→ Problem statement:
Starting from the first line below, count every line holding the word "content", then state the total alone.

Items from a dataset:

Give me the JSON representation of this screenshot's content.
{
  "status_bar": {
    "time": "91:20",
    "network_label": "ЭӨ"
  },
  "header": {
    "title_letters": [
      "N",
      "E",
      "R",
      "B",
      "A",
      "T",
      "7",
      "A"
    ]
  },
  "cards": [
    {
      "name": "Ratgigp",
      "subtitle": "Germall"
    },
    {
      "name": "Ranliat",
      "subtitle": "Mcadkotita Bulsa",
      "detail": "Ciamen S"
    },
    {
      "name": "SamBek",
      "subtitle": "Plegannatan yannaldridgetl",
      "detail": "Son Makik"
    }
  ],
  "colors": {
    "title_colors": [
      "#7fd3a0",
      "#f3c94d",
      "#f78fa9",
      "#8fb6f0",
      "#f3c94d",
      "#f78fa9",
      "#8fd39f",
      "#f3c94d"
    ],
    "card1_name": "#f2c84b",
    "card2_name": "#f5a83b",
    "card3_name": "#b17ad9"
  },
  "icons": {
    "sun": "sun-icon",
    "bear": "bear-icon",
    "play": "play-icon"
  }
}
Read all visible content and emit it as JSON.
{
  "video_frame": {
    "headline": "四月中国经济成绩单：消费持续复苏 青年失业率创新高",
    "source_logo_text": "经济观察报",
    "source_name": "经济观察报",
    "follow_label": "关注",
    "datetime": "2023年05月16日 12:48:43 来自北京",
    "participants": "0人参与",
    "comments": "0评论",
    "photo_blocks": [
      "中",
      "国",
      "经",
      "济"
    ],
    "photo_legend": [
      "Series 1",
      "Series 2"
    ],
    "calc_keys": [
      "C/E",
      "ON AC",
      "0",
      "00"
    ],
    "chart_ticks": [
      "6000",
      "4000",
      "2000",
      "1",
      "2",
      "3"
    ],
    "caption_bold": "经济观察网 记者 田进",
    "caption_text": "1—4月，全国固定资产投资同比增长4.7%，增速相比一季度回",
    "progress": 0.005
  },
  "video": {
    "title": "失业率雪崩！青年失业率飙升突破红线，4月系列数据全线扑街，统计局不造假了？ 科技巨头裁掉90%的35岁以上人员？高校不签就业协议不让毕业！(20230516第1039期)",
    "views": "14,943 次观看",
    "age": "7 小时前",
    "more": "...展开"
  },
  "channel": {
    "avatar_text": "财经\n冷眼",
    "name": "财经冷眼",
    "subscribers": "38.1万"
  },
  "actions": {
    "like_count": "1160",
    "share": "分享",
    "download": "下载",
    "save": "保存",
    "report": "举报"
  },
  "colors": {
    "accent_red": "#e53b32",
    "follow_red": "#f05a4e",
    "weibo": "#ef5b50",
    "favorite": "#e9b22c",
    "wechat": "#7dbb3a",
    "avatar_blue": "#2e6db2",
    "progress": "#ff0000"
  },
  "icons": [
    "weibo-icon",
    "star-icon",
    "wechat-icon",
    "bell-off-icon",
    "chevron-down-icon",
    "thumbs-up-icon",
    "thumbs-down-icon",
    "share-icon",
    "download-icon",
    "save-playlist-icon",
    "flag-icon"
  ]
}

→ The completed task:
2